* Exercise brief *
What do the entries below say? Restate them word for word.

====== Input for this task

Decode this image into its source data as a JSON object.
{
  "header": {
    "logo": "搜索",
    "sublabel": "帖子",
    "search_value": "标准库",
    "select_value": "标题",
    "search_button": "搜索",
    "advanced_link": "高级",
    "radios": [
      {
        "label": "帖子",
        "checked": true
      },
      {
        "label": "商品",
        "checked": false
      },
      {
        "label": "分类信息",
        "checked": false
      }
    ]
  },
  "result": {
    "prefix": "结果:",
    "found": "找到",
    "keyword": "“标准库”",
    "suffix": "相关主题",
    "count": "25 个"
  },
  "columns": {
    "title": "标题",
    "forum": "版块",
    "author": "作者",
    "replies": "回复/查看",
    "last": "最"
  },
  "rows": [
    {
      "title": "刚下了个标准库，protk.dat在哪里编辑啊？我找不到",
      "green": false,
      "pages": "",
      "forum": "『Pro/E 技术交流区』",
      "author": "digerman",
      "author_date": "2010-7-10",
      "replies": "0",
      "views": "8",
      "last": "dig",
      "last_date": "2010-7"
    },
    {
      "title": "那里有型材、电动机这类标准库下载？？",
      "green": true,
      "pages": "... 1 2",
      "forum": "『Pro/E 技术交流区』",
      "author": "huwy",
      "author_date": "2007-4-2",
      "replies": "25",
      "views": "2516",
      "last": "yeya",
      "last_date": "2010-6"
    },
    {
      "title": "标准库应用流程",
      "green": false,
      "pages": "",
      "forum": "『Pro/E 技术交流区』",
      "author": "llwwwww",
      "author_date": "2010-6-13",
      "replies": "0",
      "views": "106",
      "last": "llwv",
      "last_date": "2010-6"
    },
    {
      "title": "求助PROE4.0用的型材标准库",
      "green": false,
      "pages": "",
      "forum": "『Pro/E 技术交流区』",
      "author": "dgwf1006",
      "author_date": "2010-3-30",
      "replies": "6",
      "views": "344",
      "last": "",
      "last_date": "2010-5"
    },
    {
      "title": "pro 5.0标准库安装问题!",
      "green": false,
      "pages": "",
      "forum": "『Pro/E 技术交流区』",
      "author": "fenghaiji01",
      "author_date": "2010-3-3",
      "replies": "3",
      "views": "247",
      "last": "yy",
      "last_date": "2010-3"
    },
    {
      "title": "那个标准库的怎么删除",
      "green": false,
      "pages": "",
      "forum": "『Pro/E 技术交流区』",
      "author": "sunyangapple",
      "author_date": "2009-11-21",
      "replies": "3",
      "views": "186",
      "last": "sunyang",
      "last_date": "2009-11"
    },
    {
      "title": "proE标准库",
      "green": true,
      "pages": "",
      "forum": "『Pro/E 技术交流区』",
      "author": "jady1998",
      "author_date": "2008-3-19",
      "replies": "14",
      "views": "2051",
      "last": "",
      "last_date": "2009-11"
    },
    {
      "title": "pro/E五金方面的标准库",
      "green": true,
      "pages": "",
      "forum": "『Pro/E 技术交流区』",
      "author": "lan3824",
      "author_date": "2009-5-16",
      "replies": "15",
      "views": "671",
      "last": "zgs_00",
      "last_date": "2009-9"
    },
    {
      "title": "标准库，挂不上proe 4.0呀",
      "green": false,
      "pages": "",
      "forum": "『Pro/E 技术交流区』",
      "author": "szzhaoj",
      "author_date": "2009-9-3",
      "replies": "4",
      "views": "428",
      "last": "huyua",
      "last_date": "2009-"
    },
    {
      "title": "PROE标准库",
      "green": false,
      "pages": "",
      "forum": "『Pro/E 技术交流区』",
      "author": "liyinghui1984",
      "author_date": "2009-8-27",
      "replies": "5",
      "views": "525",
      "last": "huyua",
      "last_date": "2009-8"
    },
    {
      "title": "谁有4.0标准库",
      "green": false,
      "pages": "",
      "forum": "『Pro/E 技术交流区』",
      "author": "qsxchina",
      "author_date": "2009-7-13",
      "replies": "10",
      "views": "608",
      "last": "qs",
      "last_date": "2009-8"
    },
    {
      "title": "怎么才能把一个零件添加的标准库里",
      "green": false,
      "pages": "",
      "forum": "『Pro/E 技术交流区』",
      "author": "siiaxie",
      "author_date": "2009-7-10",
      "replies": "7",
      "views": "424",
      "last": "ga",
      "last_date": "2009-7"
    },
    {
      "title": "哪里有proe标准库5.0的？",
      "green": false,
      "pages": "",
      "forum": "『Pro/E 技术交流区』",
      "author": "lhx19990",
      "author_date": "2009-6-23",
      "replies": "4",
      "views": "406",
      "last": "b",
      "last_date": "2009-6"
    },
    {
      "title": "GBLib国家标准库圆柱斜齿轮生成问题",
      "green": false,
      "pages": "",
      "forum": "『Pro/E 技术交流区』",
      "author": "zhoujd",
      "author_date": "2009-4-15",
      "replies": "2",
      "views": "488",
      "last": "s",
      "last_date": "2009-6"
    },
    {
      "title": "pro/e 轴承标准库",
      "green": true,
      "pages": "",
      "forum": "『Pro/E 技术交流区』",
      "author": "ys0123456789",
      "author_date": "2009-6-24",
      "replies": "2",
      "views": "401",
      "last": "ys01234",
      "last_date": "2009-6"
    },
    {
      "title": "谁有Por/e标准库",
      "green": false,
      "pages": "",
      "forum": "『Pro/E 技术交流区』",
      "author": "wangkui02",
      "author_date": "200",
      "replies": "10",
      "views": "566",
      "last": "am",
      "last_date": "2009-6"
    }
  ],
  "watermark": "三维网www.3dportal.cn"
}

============

* Response box *
Decode this image into its source data as a JSON object.
{
  "header": {
    "logo": "搜索",
    "sublabel": "帖子",
    "search_value": "标准库",
    "select_value": "标题",
    "search_button": "搜索",
    "advanced_link": "高级",
    "radios": [
      {
        "label": "帖子",
        "checked": true
      },
      {
        "label": "商品",
        "checked": false
      },
      {
        "label": "分类信息",
        "checked": false
      }
    ]
  },
  "result": {
    "prefix": "结果:",
    "found": "找到",
    "keyword": "“标准库”",
    "suffix": "相关主题",
    "count": "25 个"
  },
  "columns": {
    "title": "标题",
    "forum": "版块",
    "author": "作者",
    "replies": "回复/查看",
    "last": "最"
  },
  "rows": [
    {
      "title": "刚下了个标准库，protk.dat在哪里编辑啊？我找不到",
      "green": false,
      "pages": "",
      "forum": "『Pro/E 技术交流区』",
      "author": "digerman",
      "author_date": "2010-7-10",
      "replies": "0",
      "views": "8",
      "last": "dig",
      "last_date": "2010-7"
    },
    {
      "title": "那里有型材、电动机这类标准库下载？？",
      "green": true,
      "pages": "... 1 2",
      "forum": "『Pro/E 技术交流区』",
      "author": "huwy",
      "author_date": "2007-4-2",
      "replies": "25",
      "views": "2516",
      "last": "yeya",
      "last_date": "2010-6"
    },
    {
      "title": "标准库应用流程",
      "green": false,
      "pages": "",
      "forum": "『Pro/E 技术交流区』",
      "author": "llwwwww",
      "author_date": "2010-6-13",
      "replies": "0",
      "views": "106",
      "last": "llwv",
      "last_date": "2010-6"
    },
    {
      "title": "求助PROE4.0用的型材标准库",
      "green": false,
      "pages": "",
      "forum": "『Pro/E 技术交流区』",
      "author": "dgwf1006",
      "author_date": "2010-3-30",
      "replies": "6",
      "views": "344",
      "last": "",
      "last_date": "2010-5"
    },
    {
      "title": "pro 5.0标准库安装问题!",
      "green": false,
      "pages": "",
      "forum": "『Pro/E 技术交流区』",
      "author": "fenghaiji01",
      "author_date": "2010-3-3",
      "replies": "3",
      "views": "247",
      "last": "yy",
      "last_date": "2010-3"
    },
    {
      "title": "那个标准库的怎么删除",
      "green": false,
      "pages": "",
      "forum": "『Pro/E 技术交流区』",
      "author": "sunyangapple",
      "author_date": "2009-11-21",
      "replies": "3",
      "views": "186",
      "last": "sunyang",
      "last_date": "2009-11"
    },
    {
      "title": "proE标准库",
      "green": true,
      "pages": "",
      "forum": "『Pro/E 技术交流区』",
      "author": "jady1998",
      "author_date": "2008-3-19",
      "replies": "14",
      "views": "2051",
      "last": "",
      "last_date": "2009-11"
    },
    {
      "title": "pro/E五金方面的标准库",
      "green": true,
      "pages": "",
      "forum": "『Pro/E 技术交流区』",
      "author": "lan3824",
      "author_date": "2009-5-16",
      "replies": "15",
      "views": "671",
      "last": "zgs_00",
      "last_date": "2009-9"
    },
    {
      "title": "标准库，挂不上proe 4.0呀",
      "green": false,
      "pages": "",
      "forum": "『Pro/E 技术交流区』",
      "author": "szzhaoj",
      "author_date": "2009-9-3",
      "replies": "4",
      "views": "428",
      "last": "huyua",
      "last_date": "2009-"
    },
    {
      "title": "PROE标准库",
      "green": false,
      "pages": "",
      "forum": "『Pro/E 技术交流区』",
      "author": "liyinghui1984",
      "author_date": "2009-8-27",
      "replies": "5",
      "views": "525",
      "last": "huyua",
      "last_date": "2009-8"
    },
    {
      "title": "谁有4.0标准库",
      "green": false,
      "pages": "",
      "forum": "『Pro/E 技术交流区』",
      "author": "qsxchina",
      "author_date": "2009-7-13",
      "replies": "10",
      "views": "608",
      "last": "qs",
      "last_date": "2009-8"
    },
    {
      "title": "怎么才能把一个零件添加的标准库里",
      "green": false,
      "pages": "",
      "forum": "『Pro/E 技术交流区』",
      "author": "siiaxie",
      "author_date": "2009-7-10",
      "replies": "7",
      "views": "424",
      "last": "ga",
      "last_date": "2009-7"
    },
    {
      "title": "哪里有proe标准库5.0的？",
      "green": false,
      "pages": "",
      "forum": "『Pro/E 技术交流区』",
      "author": "lhx19990",
      "author_date": "2009-6-23",
      "replies": "4",
      "views": "406",
      "last": "b",
      "last_date": "2009-6"
    },
    {
      "title": "GBLib国家标准库圆柱斜齿轮生成问题",
      "green": false,
      "pages": "",
      "forum": "『Pro/E 技术交流区』",
      "author": "zhoujd",
      "author_date": "2009-4-15",
      "replies": "2",
      "views": "488",
      "last": "s",
      "last_date": "2009-6"
    },
    {
      "title": "pro/e 轴承标准库",
      "green": true,
      "pages": "",
      "forum": "『Pro/E 技术交流区』",
      "author": "ys0123456789",
      "author_date": "2009-6-24",
      "replies": "2",
      "views": "401",
      "last": "ys01234",
      "last_date": "2009-6"
    },
    {
      "title": "谁有Por/e标准库",
      "green": false,
      "pages": "",
      "forum": "『Pro/E 技术交流区』",
      "author": "wangkui02",
      "author_date": "200",
      "replies": "10",
      "views": "566",
      "last": "am",
      "last_date": "2009-6"
    }
  ],
  "watermark": "三维网www.3dportal.cn"
}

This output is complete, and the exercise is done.